A hundred years ago, the West Coast route was operated by the prestigious London & North Western Railway, the ‘Premier Line’ as it was called, and north of Carlisle, by the Caledonian Railway. About 100 years ago another transformation of West Coast railway travel was beginning. The LNWR was about to begin a programme of new locomotive and carriage building that would transform motive power and passenger carriages on this route from Victorian to early 20th century standards. It began in 1904 under the auspices of chief locomotive engineer, George Whale, and continued under Charles Bowen Cooke who took over in 1909, until he died in 1920.
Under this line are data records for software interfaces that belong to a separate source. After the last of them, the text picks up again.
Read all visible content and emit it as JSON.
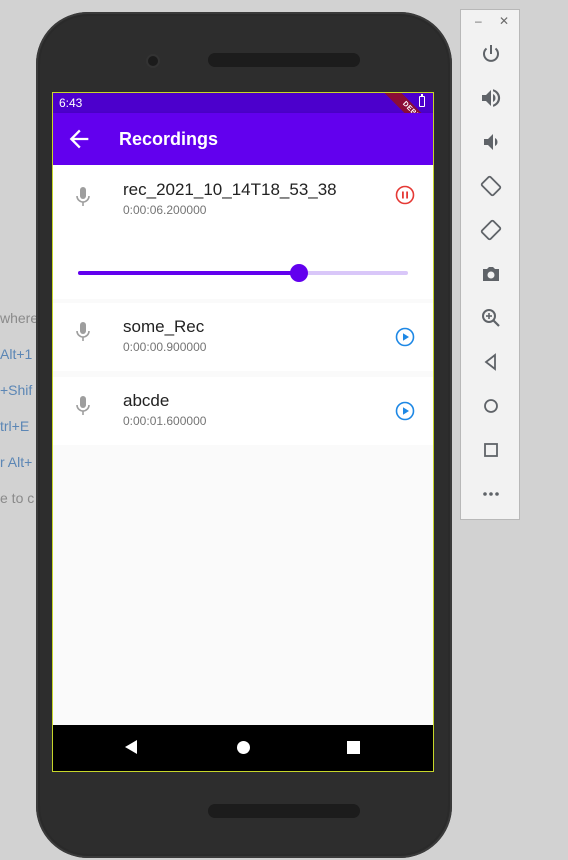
{
  "background_hints": [
    "where",
    "Alt+1",
    "+Shif",
    "trl+E",
    "r Alt+",
    "e to c"
  ],
  "status_bar": {
    "time": "6:43",
    "debug_label": "DEBUG"
  },
  "app_bar": {
    "title": "Recordings"
  },
  "recordings": [
    {
      "name": "rec_2021_10_14T18_53_38",
      "duration": "0:00:06.200000",
      "state": "playing",
      "action_icon": "pause-circle-icon",
      "progress": 0.67
    },
    {
      "name": "some_Rec",
      "duration": "0:00:00.900000",
      "state": "stopped",
      "action_icon": "play-circle-icon"
    },
    {
      "name": "abcde",
      "duration": "0:00:01.600000",
      "state": "stopped",
      "action_icon": "play-circle-icon"
    }
  ],
  "colors": {
    "primary": "#6200ee",
    "status_bar": "#4c00cc",
    "pause": "#e53935",
    "play": "#1e88e5"
  },
  "emulator_panel": {
    "tools": [
      "power-icon",
      "volume-up-icon",
      "volume-down-icon",
      "rotate-left-icon",
      "rotate-right-icon",
      "camera-icon",
      "zoom-icon",
      "back-icon",
      "home-icon",
      "overview-icon",
      "more-icon"
    ]
  }
}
Francis William Webb, a great, innovative Victorian locomotive engineer, was a major exponent of compounding as a means of reducing costs. Trouble was his impressive-looking express locomotives, with tall chimneys and large rounded domes, liveried in highly polished ‘blackberry black’, lined out in scarlet, cream and grey, were increasingly obsolete. His Victorian fleet of locomotives included small ‘Jumbo’ 2-4-0 engines and, dating from the 1890s, imposing compound 4-4-0 and 2-2-2-2 locomotives. With the exception of the amazing 'Teutonics' and 'Dreadnoughts' most of these were unreliable and sluggish and had to be coupled together in pairs to haul increasingly heavy and well equipped trains on the West Coast route. In the late 19th century the loadings of express passenger trains increased by the provision of better train heating, electric light, dining cars, tea cars, corridor stock, and so on.
Bigger engines were needed to pull them. In 1904 following Webb's retirement, the LNWR embarked upon a massive programme of locomotive and carriage building that was to transform this railway and bring it into the 20th century. The newly appointed Chief Mechanical Engineer, George Whale, undertook a whole new generation of locomotives. His handsome 'Precursor', a relatively simple, compact but
powerful 4-4-0, basically a much enlarged 'Jumbo', was the first of a succession of locomotives that would be streets ahead of its predecessors.
Then in 1910 and 1911 respectively, the brilliant Charles John Bowen Cooke, following Continental European and US practice, superheated these locomotives and modernised their front ends, calling them the Fifth George the Class after the first built (LNWR practice). British locomotive engineers at that time were keenly interested in the latest steam engine technology from Germany, France and America. The 'George the Fifth'